▸ **Requirement**:
The word "Dateien" marks the lines to keep; find each one in the data and copy it.

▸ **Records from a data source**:
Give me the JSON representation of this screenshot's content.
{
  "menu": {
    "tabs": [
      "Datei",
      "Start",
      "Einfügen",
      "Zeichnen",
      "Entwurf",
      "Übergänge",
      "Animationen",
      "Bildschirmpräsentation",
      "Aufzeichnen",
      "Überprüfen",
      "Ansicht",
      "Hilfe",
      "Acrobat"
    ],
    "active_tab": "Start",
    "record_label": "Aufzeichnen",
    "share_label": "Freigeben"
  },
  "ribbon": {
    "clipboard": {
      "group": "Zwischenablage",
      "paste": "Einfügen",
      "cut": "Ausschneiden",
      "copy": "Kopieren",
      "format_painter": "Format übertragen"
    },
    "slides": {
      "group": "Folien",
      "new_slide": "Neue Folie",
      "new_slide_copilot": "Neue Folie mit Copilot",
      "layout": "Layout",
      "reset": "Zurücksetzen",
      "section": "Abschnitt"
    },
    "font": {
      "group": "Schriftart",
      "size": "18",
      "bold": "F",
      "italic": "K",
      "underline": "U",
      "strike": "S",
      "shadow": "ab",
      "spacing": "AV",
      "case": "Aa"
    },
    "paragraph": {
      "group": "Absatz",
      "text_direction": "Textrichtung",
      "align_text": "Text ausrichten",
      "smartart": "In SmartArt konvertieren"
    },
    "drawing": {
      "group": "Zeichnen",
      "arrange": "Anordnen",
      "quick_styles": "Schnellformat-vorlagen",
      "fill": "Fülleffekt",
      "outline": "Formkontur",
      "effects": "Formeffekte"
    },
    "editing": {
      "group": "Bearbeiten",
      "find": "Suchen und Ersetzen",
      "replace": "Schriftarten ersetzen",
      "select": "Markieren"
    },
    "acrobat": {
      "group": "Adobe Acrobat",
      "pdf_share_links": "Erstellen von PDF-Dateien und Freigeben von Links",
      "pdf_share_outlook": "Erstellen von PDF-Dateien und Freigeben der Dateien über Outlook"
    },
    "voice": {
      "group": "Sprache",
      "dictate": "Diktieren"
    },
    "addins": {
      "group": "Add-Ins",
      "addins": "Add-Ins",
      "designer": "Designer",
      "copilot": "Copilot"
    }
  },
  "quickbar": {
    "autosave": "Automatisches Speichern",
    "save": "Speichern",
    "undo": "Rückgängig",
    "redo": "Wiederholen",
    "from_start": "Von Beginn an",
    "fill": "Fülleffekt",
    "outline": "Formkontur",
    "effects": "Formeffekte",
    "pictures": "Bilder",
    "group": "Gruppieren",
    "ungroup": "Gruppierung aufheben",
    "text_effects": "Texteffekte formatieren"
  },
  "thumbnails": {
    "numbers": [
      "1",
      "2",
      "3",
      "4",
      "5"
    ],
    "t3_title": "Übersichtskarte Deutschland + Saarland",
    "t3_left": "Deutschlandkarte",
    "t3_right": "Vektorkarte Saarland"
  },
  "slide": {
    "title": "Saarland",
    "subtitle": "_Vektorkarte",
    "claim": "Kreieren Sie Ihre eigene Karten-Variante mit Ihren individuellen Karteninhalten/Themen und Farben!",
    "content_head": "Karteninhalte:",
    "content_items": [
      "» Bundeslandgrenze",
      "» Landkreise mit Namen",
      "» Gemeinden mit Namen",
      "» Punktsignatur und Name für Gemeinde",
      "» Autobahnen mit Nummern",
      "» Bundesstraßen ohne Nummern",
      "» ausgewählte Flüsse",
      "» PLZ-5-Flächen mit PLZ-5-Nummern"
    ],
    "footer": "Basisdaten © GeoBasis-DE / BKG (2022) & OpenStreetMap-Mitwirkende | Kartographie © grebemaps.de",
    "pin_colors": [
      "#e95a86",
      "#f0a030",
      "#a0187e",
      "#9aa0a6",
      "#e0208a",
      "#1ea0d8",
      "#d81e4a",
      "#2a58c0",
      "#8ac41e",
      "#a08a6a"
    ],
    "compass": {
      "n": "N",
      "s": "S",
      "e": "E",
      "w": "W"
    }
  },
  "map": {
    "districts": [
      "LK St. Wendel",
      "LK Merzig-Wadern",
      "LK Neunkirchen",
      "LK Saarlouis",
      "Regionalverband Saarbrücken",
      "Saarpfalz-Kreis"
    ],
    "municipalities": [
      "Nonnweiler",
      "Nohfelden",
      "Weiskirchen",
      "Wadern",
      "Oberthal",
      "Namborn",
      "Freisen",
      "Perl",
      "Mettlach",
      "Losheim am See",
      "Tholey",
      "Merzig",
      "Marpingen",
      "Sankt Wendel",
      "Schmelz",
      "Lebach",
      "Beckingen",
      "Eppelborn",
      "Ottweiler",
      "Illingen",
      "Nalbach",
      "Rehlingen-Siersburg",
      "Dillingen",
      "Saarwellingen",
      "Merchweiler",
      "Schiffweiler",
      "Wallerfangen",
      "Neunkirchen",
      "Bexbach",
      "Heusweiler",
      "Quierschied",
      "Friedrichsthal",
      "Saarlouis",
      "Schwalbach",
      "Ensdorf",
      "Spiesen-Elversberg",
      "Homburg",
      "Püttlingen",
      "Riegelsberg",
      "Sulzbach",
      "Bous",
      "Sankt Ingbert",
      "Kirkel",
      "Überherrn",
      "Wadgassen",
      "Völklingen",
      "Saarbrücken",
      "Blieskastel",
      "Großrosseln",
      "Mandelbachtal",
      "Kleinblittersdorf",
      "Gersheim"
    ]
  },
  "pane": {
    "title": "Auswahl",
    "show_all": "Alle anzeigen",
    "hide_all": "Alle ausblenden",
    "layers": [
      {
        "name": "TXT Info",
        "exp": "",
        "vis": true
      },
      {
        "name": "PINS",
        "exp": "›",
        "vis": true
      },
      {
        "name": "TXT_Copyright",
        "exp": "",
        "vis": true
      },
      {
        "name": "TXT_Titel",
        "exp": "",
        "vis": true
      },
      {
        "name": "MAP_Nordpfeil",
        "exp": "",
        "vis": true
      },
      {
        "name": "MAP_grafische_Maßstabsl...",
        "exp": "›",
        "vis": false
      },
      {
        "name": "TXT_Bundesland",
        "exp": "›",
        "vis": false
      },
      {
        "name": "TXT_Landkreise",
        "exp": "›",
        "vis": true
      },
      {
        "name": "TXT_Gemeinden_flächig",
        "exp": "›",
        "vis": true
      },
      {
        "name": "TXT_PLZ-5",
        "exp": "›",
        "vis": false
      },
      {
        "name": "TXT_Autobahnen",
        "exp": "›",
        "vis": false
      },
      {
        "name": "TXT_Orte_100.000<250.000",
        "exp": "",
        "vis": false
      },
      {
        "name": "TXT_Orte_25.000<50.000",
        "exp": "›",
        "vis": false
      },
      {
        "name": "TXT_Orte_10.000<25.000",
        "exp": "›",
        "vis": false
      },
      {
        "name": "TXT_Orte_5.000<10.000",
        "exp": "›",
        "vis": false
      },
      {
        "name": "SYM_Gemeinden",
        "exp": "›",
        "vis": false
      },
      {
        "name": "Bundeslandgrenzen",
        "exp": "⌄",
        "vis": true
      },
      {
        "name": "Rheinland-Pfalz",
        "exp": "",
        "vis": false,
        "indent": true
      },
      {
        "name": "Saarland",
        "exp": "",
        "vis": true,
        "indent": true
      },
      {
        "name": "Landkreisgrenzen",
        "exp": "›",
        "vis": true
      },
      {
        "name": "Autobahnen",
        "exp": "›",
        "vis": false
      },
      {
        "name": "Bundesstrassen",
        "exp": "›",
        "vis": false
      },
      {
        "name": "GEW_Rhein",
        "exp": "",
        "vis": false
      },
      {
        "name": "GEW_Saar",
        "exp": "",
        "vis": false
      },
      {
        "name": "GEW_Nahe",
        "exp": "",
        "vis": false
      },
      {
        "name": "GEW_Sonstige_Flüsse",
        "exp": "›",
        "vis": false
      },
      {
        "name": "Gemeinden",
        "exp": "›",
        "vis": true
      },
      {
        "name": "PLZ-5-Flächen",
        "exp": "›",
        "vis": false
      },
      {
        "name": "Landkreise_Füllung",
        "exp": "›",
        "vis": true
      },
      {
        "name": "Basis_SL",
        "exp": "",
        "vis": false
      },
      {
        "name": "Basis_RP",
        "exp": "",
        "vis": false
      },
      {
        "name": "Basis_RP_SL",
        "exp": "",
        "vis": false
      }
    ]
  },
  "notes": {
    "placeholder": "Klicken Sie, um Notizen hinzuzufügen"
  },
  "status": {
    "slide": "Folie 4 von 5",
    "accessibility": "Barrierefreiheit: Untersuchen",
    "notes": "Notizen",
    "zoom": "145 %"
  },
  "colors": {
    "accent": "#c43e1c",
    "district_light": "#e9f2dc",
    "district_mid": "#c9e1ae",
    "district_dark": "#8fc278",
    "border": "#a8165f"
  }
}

▸ **Task response**:
      "pdf_share_links": "Erstellen von PDF-Dateien und Freigeben von Links",
      "pdf_share_outlook": "Erstellen von PDF-Dateien und Freigeben der Dateien über Outlook"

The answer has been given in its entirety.